>1. I had a bunch of glaze drip off of a project and
>stick to the kiln shelf (I did use stilts). I tried
>chiseling it off and I cannot get it all off. I
>looked at some posts online and they suggested using a
>power chisel. I do not have access to one. Does
>anyone have any other ideas to save the kiln shelf?
>2. Also, we've been making clay looms. Most of them
>have turned out great, but we had a little problem
>with some of them breaking, because they are thin,
>flat pieces. Also, the holes sometimes got covered in
>while glazing (we tried poking through them with pins
>before firing, but some of the glaze still ran into
>it). Has anyone made clay looms before and have any
1. _ _ it happens. To remove glaze from shelves, I use a standard freshly sharpened stone chisel with a steel mallet (hammer). The chisel is re-sharpened with an electric grinder (dipping in water very frequently to prevent over heating that removes the hardness). A belt sander is also good for sharpening tools with less overheating than a grinder.
Set the shelf vertical on the floor so it is learning against the wall nearly vertical using a sponge behind it at the top edge (to cushion it a bit). Hold the chisel as vertical as possible so you do not break the shelf when you whack it. Keep whacking at the glaze globs harder and harder until the glaze breaks off. Turn the shelf as needed to hit the glaze from other directions. This may take a divot out of the shelf, but you can fill the divots with thick kiln wash. A hand held high speed electric grinder also works. Anyway you do it, it is a labor intensive job. ALWAYS wear eye protection.
If you cannot or choose not to remove the glaze. Cover it with heavy kiln wash mixed with some silica sand and fire it with the glaze still on the shelf. You can try again to chip it off after another firing.

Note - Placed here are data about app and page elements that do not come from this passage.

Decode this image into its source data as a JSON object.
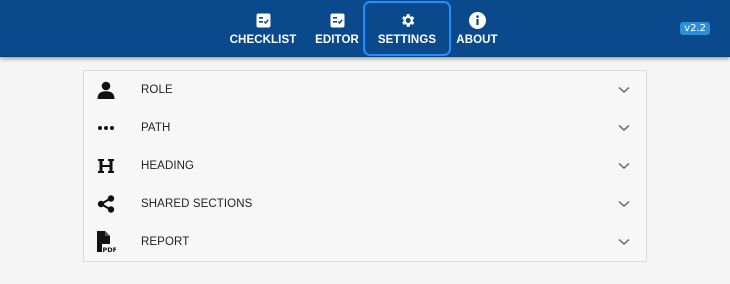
{
  "nav": {
    "items": [
      {
        "label": "CHECKLIST",
        "icon": "checklist-icon"
      },
      {
        "label": "EDITOR",
        "icon": "editor-icon"
      },
      {
        "label": "SETTINGS",
        "icon": "gear-icon",
        "active": true
      },
      {
        "label": "ABOUT",
        "icon": "info-icon"
      }
    ],
    "version": "v2.2"
  },
  "settings": {
    "sections": [
      {
        "label": "ROLE",
        "icon": "person-icon"
      },
      {
        "label": "PATH",
        "icon": "ellipsis-icon"
      },
      {
        "label": "HEADING",
        "icon": "heading-icon"
      },
      {
        "label": "SHARED SECTIONS",
        "icon": "share-icon"
      },
      {
        "label": "REPORT",
        "icon": "pdf-icon"
      }
    ]
  },
  "colors": {
    "header_bg": "#0a4a8c",
    "active_outline": "#1e90ff",
    "badge_bg": "#2d8fd8",
    "page_bg": "#f5f5f5"
  }
}
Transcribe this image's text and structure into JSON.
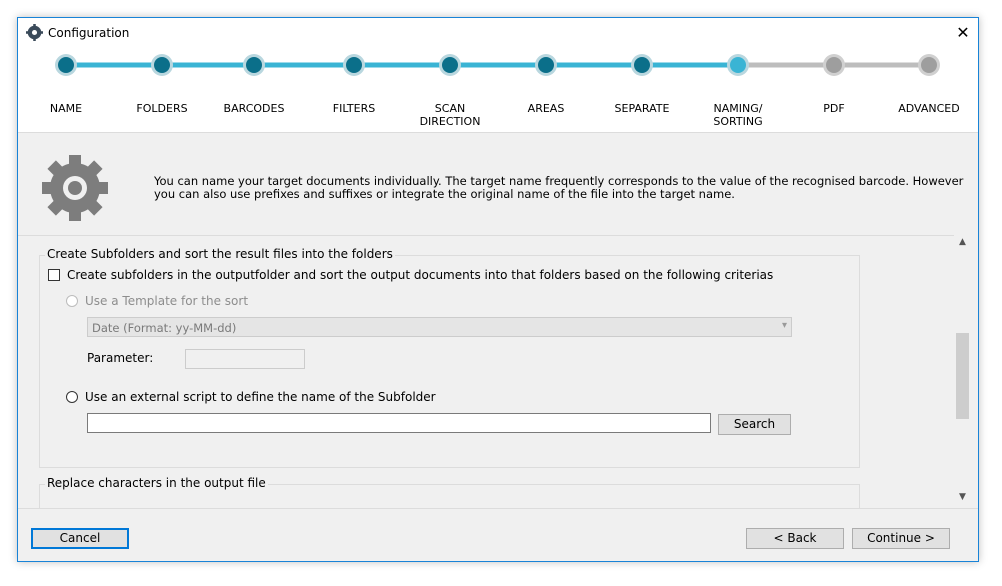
{
  "window": {
    "title": "Configuration",
    "close_glyph": "✕",
    "app_icon": "gear-icon"
  },
  "steps": [
    {
      "label": "NAME",
      "state": "done"
    },
    {
      "label": "FOLDERS",
      "state": "done"
    },
    {
      "label": "BARCODES",
      "state": "done"
    },
    {
      "label": "FILTERS",
      "state": "done"
    },
    {
      "label": "SCAN\nDIRECTION",
      "state": "done"
    },
    {
      "label": "AREAS",
      "state": "done"
    },
    {
      "label": "SEPARATE",
      "state": "done"
    },
    {
      "label": "NAMING/\nSORTING",
      "state": "current"
    },
    {
      "label": "PDF",
      "state": "todo"
    },
    {
      "label": "ADVANCED",
      "state": "todo"
    }
  ],
  "colors": {
    "accent": "#3ab4d4",
    "accent_dark": "#0b6f8a",
    "inactive": "#bdbdbd",
    "focus": "#0078d7"
  },
  "info": {
    "icon": "gear-icon",
    "text": "You can name your target documents individually. The target name frequently corresponds to the value of the recognised barcode. However you can also use prefixes and suffixes or integrate the original name of the file into the target name."
  },
  "subfolders": {
    "legend": "Create Subfolders and sort the result files into the folders",
    "create_checkbox_label": "Create subfolders in the outputfolder and sort the output documents into that folders based on the following criterias",
    "create_checked": false,
    "template_radio_label": "Use a Template for the sort",
    "template_value": "Date (Format: yy-MM-dd)",
    "parameter_label": "Parameter:",
    "parameter_value": "",
    "script_radio_label": "Use an external script to define the name of the Subfolder",
    "script_value": "",
    "search_label": "Search"
  },
  "replace": {
    "legend": "Replace characters in the output file"
  },
  "footer": {
    "cancel_label": "Cancel",
    "back_label": "< Back",
    "continue_label": "Continue >"
  }
}
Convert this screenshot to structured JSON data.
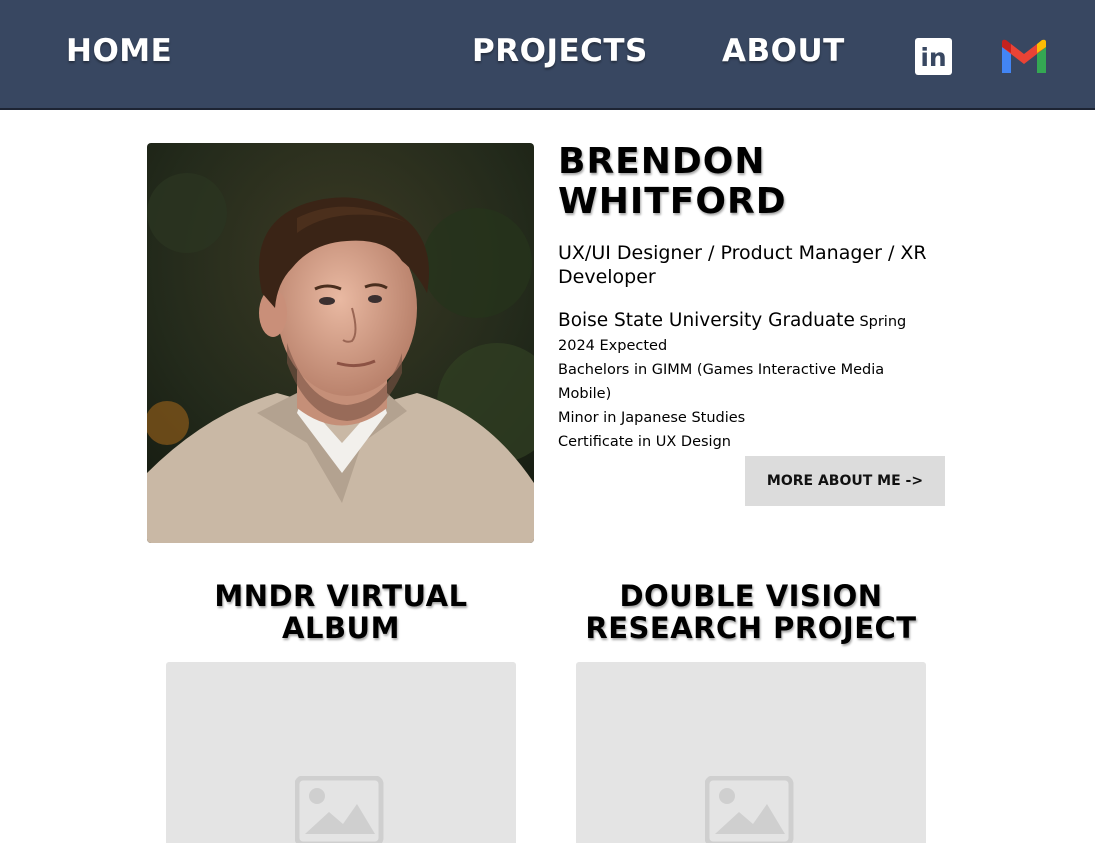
{
  "nav": {
    "home": "HOME",
    "projects": "PROJECTS",
    "about": "ABOUT",
    "linkedin_icon": "linkedin-icon",
    "gmail_icon": "gmail-icon",
    "linkedin_letters": "in"
  },
  "profile": {
    "name": "BRENDON WHITFORD",
    "roles": "UX/UI Designer / Product Manager / XR Developer",
    "school": "Boise State University Graduate",
    "expected": "Spring 2024 Expected",
    "degree": "Bachelors in GIMM (Games Interactive Media Mobile)",
    "minor": "Minor in Japanese Studies",
    "certificate": "Certificate in UX Design",
    "more_button": "MORE ABOUT ME ->"
  },
  "projects": [
    {
      "title": "MNDR VIRTUAL ALBUM"
    },
    {
      "title": "DOUBLE VISION RESEARCH PROJECT"
    }
  ],
  "colors": {
    "nav_bg": "#384761",
    "button_bg": "#dcdcdc",
    "placeholder_bg": "#e4e4e4"
  }
}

To prevent the problem next time, use more kiln wash on the shelves and less glaze on the pots. Also, be sure the kiln is not firing hotter than it would need to.
If I want to glaze an area with holes (like a salt shaker), I use wax resist to fill holes prior glazing. If holes are too large for wax, I fill them with wet paper wads prior to glazing. I poke these out and toss them before firing.